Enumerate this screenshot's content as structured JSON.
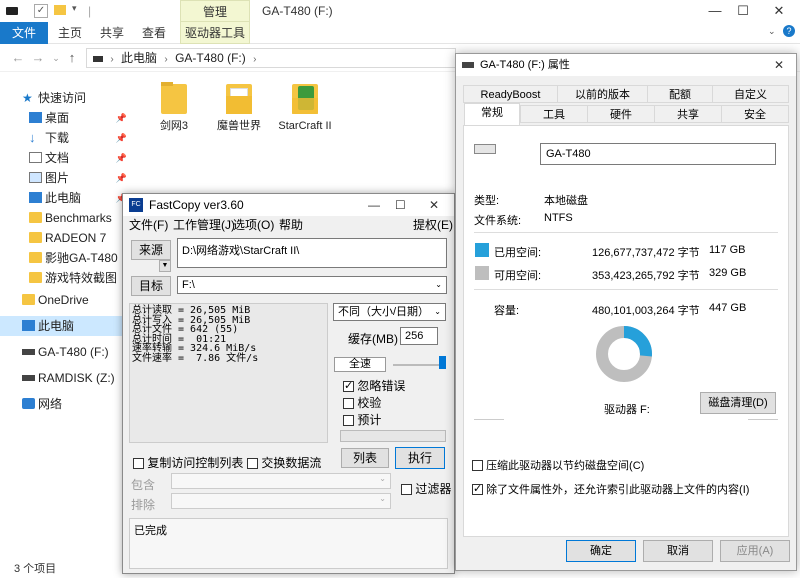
{
  "explorer": {
    "title": "GA-T480 (F:)",
    "ribbon_context_tab": "管理",
    "menu": {
      "file": "文件",
      "home": "主页",
      "share": "共享",
      "view": "查看",
      "drive_tools": "驱动器工具"
    },
    "breadcrumb": [
      "此电脑",
      "GA-T480 (F:)"
    ],
    "sidebar": {
      "quick_access": "快速访问",
      "items": [
        {
          "label": "桌面",
          "icon": "desktop-icon"
        },
        {
          "label": "下载",
          "icon": "download-icon"
        },
        {
          "label": "文档",
          "icon": "document-icon"
        },
        {
          "label": "图片",
          "icon": "picture-icon"
        },
        {
          "label": "此电脑",
          "icon": "computer-icon"
        },
        {
          "label": "Benchmarks",
          "icon": "folder-icon"
        },
        {
          "label": "RADEON 7",
          "icon": "folder-icon"
        },
        {
          "label": "影驰GA-T480",
          "icon": "folder-icon"
        },
        {
          "label": "游戏特效截图",
          "icon": "folder-icon"
        }
      ],
      "onedrive": "OneDrive",
      "this_pc": "此电脑",
      "drive_f": "GA-T480 (F:)",
      "ramdisk": "RAMDISK (Z:)",
      "network": "网络"
    },
    "files": [
      {
        "name": "剑网3"
      },
      {
        "name": "魔兽世界"
      },
      {
        "name": "StarCraft II"
      }
    ],
    "status": "3 个项目"
  },
  "fastcopy": {
    "title": "FastCopy ver3.60",
    "menu": {
      "file": "文件(F)",
      "job": "工作管理(J)",
      "option": "选项(O)",
      "help": "帮助",
      "extra": "提权(E)"
    },
    "source_label": "来源",
    "source_value": "D:\\网络游戏\\StarCraft II\\",
    "dest_label": "目标",
    "dest_value": "F:\\",
    "log": "总计读取 = 26,505 MiB\n总计写入 = 26,505 MiB\n总计文件 = 642 (55)\n总计时间 =  01:21\n速率转输 = 324.6 MiB/s\n文件速率 =  7.86 文件/s",
    "mode": "不同（大小/日期）",
    "buffer_label": "缓存(MB)",
    "buffer_value": "256",
    "speed_label": "全速",
    "ignore_errors": "忽略错误",
    "verify": "校验",
    "estimate": "预计",
    "copy_acl": "复制访问控制列表",
    "alt_stream": "交换数据流",
    "list_button": "列表",
    "execute_button": "执行",
    "include_label": "包含",
    "exclude_label": "排除",
    "filter_label": "过滤器",
    "status": "已完成"
  },
  "props": {
    "title": "GA-T480 (F:) 属性",
    "tabs_row1": [
      "ReadyBoost",
      "以前的版本",
      "配额",
      "自定义"
    ],
    "tabs_row2": [
      "常规",
      "工具",
      "硬件",
      "共享",
      "安全"
    ],
    "drive_name": "GA-T480",
    "type_label": "类型:",
    "type_value": "本地磁盘",
    "fs_label": "文件系统:",
    "fs_value": "NTFS",
    "used_label": "已用空间:",
    "used_bytes": "126,677,737,472 字节",
    "used_gb": "117 GB",
    "free_label": "可用空间:",
    "free_bytes": "353,423,265,792 字节",
    "free_gb": "329 GB",
    "capacity_label": "容量:",
    "capacity_bytes": "480,101,003,264 字节",
    "capacity_gb": "447 GB",
    "drive_label": "驱动器 F:",
    "cleanup_button": "磁盘清理(D)",
    "compress_label": "压缩此驱动器以节约磁盘空间(C)",
    "index_label": "除了文件属性外，还允许索引此驱动器上文件的内容(I)",
    "ok_button": "确定",
    "cancel_button": "取消",
    "apply_button": "应用(A)",
    "used_fraction": 0.264,
    "colors": {
      "used": "#26a0da",
      "free": "#bebebe"
    }
  }
}
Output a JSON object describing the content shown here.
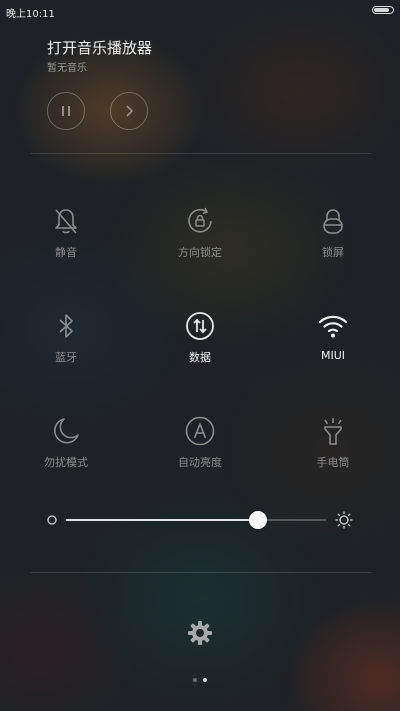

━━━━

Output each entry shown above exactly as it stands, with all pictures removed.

Enumerate this screenshot's content as structured JSON.
{
  "explorer": {
    "title": "GA-T480 (F:)",
    "ribbon_context_tab": "管理",
    "menu": {
      "file": "文件",
      "home": "主页",
      "share": "共享",
      "view": "查看",
      "drive_tools": "驱动器工具"
    },
    "breadcrumb": [
      "此电脑",
      "GA-T480 (F:)"
    ],
    "sidebar": {
      "quick_access": "快速访问",
      "items": [
        {
          "label": "桌面",
          "icon": "desktop-icon"
        },
        {
          "label": "下载",
          "icon": "download-icon"
        },
        {
          "label": "文档",
          "icon": "document-icon"
        },
        {
          "label": "图片",
          "icon": "picture-icon"
        },
        {
          "label": "此电脑",
          "icon": "computer-icon"
        },
        {
          "label": "Benchmarks",
          "icon": "folder-icon"
        },
        {
          "label": "RADEON 7",
          "icon": "folder-icon"
        },
        {
          "label": "影驰GA-T480",
          "icon": "folder-icon"
        },
        {
          "label": "游戏特效截图",
          "icon": "folder-icon"
        }
      ],
      "onedrive": "OneDrive",
      "this_pc": "此电脑",
      "drive_f": "GA-T480 (F:)",
      "ramdisk": "RAMDISK (Z:)",
      "network": "网络"
    },
    "files": [
      {
        "name": "剑网3"
      },
      {
        "name": "魔兽世界"
      },
      {
        "name": "StarCraft II"
      }
    ],
    "status": "3 个项目"
  },
  "fastcopy": {
    "title": "FastCopy ver3.60",
    "menu": {
      "file": "文件(F)",
      "job": "工作管理(J)",
      "option": "选项(O)",
      "help": "帮助",
      "extra": "提权(E)"
    },
    "source_label": "来源",
    "source_value": "D:\\网络游戏\\StarCraft II\\",
    "dest_label": "目标",
    "dest_value": "F:\\",
    "log": "总计读取 = 26,505 MiB\n总计写入 = 26,505 MiB\n总计文件 = 642 (55)\n总计时间 =  01:21\n速率转输 = 324.6 MiB/s\n文件速率 =  7.86 文件/s",
    "mode": "不同（大小/日期）",
    "buffer_label": "缓存(MB)",
    "buffer_value": "256",
    "speed_label": "全速",
    "ignore_errors": "忽略错误",
    "verify": "校验",
    "estimate": "预计",
    "copy_acl": "复制访问控制列表",
    "alt_stream": "交换数据流",
    "list_button": "列表",
    "execute_button": "执行",
    "include_label": "包含",
    "exclude_label": "排除",
    "filter_label": "过滤器",
    "status": "已完成"
  },
  "props": {
    "title": "GA-T480 (F:) 属性",
    "tabs_row1": [
      "ReadyBoost",
      "以前的版本",
      "配额",
      "自定义"
    ],
    "tabs_row2": [
      "常规",
      "工具",
      "硬件",
      "共享",
      "安全"
    ],
    "drive_name": "GA-T480",
    "type_label": "类型:",
    "type_value": "本地磁盘",
    "fs_label": "文件系统:",
    "fs_value": "NTFS",
    "used_label": "已用空间:",
    "used_bytes": "126,677,737,472 字节",
    "used_gb": "117 GB",
    "free_label": "可用空间:",
    "free_bytes": "353,423,265,792 字节",
    "free_gb": "329 GB",
    "capacity_label": "容量:",
    "capacity_bytes": "480,101,003,264 字节",
    "capacity_gb": "447 GB",
    "drive_label": "驱动器 F:",
    "cleanup_button": "磁盘清理(D)",
    "compress_label": "压缩此驱动器以节约磁盘空间(C)",
    "index_label": "除了文件属性外，还允许索引此驱动器上文件的内容(I)",
    "ok_button": "确定",
    "cancel_button": "取消",
    "apply_button": "应用(A)",
    "used_fraction": 0.264,
    "colors": {
      "used": "#26a0da",
      "free": "#bebebe"
    }
  }
}
Output a JSON object describing the content shown here.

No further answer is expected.